This court case is completed
Police arrived at Mr. McLemore’s door after a reported domestic disturbance, knocked for a prolonged period of time, and threatened to break the door down. When Mr. McLemore came to the door and stated that he was exercising his right to refuse them entry without a warrant, they broke down his door and arrested him for obstruction of a law enforcement officer, based on his failure to let the police in. We filed an amicus brief with the Washington Association of Criminal Defense Lawyers and Washington Defender Association arguing that this misuse of obstruction charges has a chilling effect on the exercise of individual rights in interactions with the police. We asked the court to limit interpretation of the statute in order to protect constitutional rights. The Washington Supreme Court issued a split 4 to 4 Opinion, half in favor of Mr. McLemore’s conviction and half against—functionally affirming Mr. McLemore’s conviction.

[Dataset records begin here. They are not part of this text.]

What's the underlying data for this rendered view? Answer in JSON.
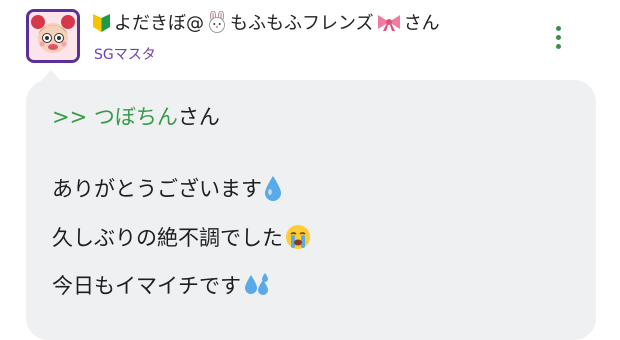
{
  "post": {
    "author": {
      "name_prefix": "よだきぼ@",
      "name_middle": "もふもふフレンズ",
      "name_suffix": "さん",
      "rank": "SGマスタ"
    },
    "reply_to": {
      "link_text": ">> つぼちん",
      "suffix": " さん"
    },
    "lines": [
      "ありがとうございます",
      "久しぶりの絶不調でした",
      "今日もイマイチです"
    ],
    "icons": {
      "badge": "beginner-mark-icon",
      "rabbit": "rabbit-face-icon",
      "ribbon": "ribbon-icon",
      "line1": "droplet-icon",
      "line2": "loudly-crying-face-icon",
      "line3": "sweat-droplets-icon",
      "menu": "more-vertical-icon"
    },
    "colors": {
      "accent_green": "#3a9a4c",
      "rank_purple": "#6d3fb0",
      "bubble_bg": "#eef0f1"
    }
  }
}
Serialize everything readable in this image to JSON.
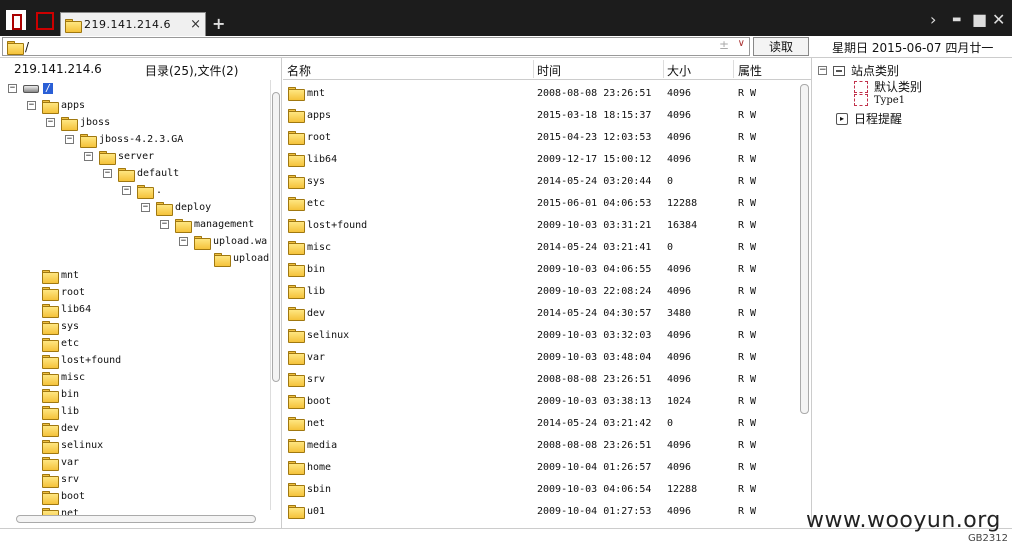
{
  "tab": {
    "label": "219.141.214.6",
    "close": "×",
    "add": "+"
  },
  "window_controls": {
    "next": "›",
    "minimize": "▬",
    "maximize": "■",
    "close": "✕"
  },
  "address": {
    "path": "/",
    "plus": "±",
    "dropdown": "∨",
    "read_button": "读取",
    "date": "星期日 2015-06-07 四月廿一"
  },
  "tree_header": {
    "host": "219.141.214.6",
    "counts": "目录(25),文件(2)"
  },
  "tree": [
    {
      "label": "/",
      "depth": 0,
      "expander": "−",
      "type": "root"
    },
    {
      "label": "apps",
      "depth": 1,
      "expander": "−"
    },
    {
      "label": "jboss",
      "depth": 2,
      "expander": "−"
    },
    {
      "label": "jboss-4.2.3.GA",
      "depth": 3,
      "expander": "−"
    },
    {
      "label": "server",
      "depth": 4,
      "expander": "−"
    },
    {
      "label": "default",
      "depth": 5,
      "expander": "−"
    },
    {
      "label": ".",
      "depth": 6,
      "expander": "−"
    },
    {
      "label": "deploy",
      "depth": 7,
      "expander": "−"
    },
    {
      "label": "management",
      "depth": 8,
      "expander": "−"
    },
    {
      "label": "upload.wa",
      "depth": 9,
      "expander": "−"
    },
    {
      "label": "upload",
      "depth": 10,
      "expander": ""
    },
    {
      "label": "mnt",
      "depth": 1,
      "expander": ""
    },
    {
      "label": "root",
      "depth": 1,
      "expander": ""
    },
    {
      "label": "lib64",
      "depth": 1,
      "expander": ""
    },
    {
      "label": "sys",
      "depth": 1,
      "expander": ""
    },
    {
      "label": "etc",
      "depth": 1,
      "expander": ""
    },
    {
      "label": "lost+found",
      "depth": 1,
      "expander": ""
    },
    {
      "label": "misc",
      "depth": 1,
      "expander": ""
    },
    {
      "label": "bin",
      "depth": 1,
      "expander": ""
    },
    {
      "label": "lib",
      "depth": 1,
      "expander": ""
    },
    {
      "label": "dev",
      "depth": 1,
      "expander": ""
    },
    {
      "label": "selinux",
      "depth": 1,
      "expander": ""
    },
    {
      "label": "var",
      "depth": 1,
      "expander": ""
    },
    {
      "label": "srv",
      "depth": 1,
      "expander": ""
    },
    {
      "label": "boot",
      "depth": 1,
      "expander": ""
    },
    {
      "label": "net",
      "depth": 1,
      "expander": ""
    }
  ],
  "file_columns": {
    "name": "名称",
    "time": "时间",
    "size": "大小",
    "attr": "属性"
  },
  "files": [
    {
      "name": "mnt",
      "time": "2008-08-08 23:26:51",
      "size": "4096",
      "attr": "R W"
    },
    {
      "name": "apps",
      "time": "2015-03-18 18:15:37",
      "size": "4096",
      "attr": "R W"
    },
    {
      "name": "root",
      "time": "2015-04-23 12:03:53",
      "size": "4096",
      "attr": "R W"
    },
    {
      "name": "lib64",
      "time": "2009-12-17 15:00:12",
      "size": "4096",
      "attr": "R W"
    },
    {
      "name": "sys",
      "time": "2014-05-24 03:20:44",
      "size": "0",
      "attr": "R W"
    },
    {
      "name": "etc",
      "time": "2015-06-01 04:06:53",
      "size": "12288",
      "attr": "R W"
    },
    {
      "name": "lost+found",
      "time": "2009-10-03 03:31:21",
      "size": "16384",
      "attr": "R W"
    },
    {
      "name": "misc",
      "time": "2014-05-24 03:21:41",
      "size": "0",
      "attr": "R W"
    },
    {
      "name": "bin",
      "time": "2009-10-03 04:06:55",
      "size": "4096",
      "attr": "R W"
    },
    {
      "name": "lib",
      "time": "2009-10-03 22:08:24",
      "size": "4096",
      "attr": "R W"
    },
    {
      "name": "dev",
      "time": "2014-05-24 04:30:57",
      "size": "3480",
      "attr": "R W"
    },
    {
      "name": "selinux",
      "time": "2009-10-03 03:32:03",
      "size": "4096",
      "attr": "R W"
    },
    {
      "name": "var",
      "time": "2009-10-03 03:48:04",
      "size": "4096",
      "attr": "R W"
    },
    {
      "name": "srv",
      "time": "2008-08-08 23:26:51",
      "size": "4096",
      "attr": "R W"
    },
    {
      "name": "boot",
      "time": "2009-10-03 03:38:13",
      "size": "1024",
      "attr": "R W"
    },
    {
      "name": "net",
      "time": "2014-05-24 03:21:42",
      "size": "0",
      "attr": "R W"
    },
    {
      "name": "media",
      "time": "2008-08-08 23:26:51",
      "size": "4096",
      "attr": "R W"
    },
    {
      "name": "home",
      "time": "2009-10-04 01:26:57",
      "size": "4096",
      "attr": "R W"
    },
    {
      "name": "sbin",
      "time": "2009-10-03 04:06:54",
      "size": "12288",
      "attr": "R W"
    },
    {
      "name": "u01",
      "time": "2009-10-04 01:27:53",
      "size": "4096",
      "attr": "R W"
    }
  ],
  "categories": {
    "root_label": "站点类别",
    "items": [
      "默认类别",
      "Type1"
    ],
    "schedule_label": "日程提醒"
  },
  "status": {
    "encoding": "GB2312",
    "watermark": "www.wooyun.org"
  }
}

ACLU-WA will file an amicus in support of reconsideration, explaining that the ruling creates confusion about significant rights, making it very difficult for organizations like the ACLU to provide know-your-rights information.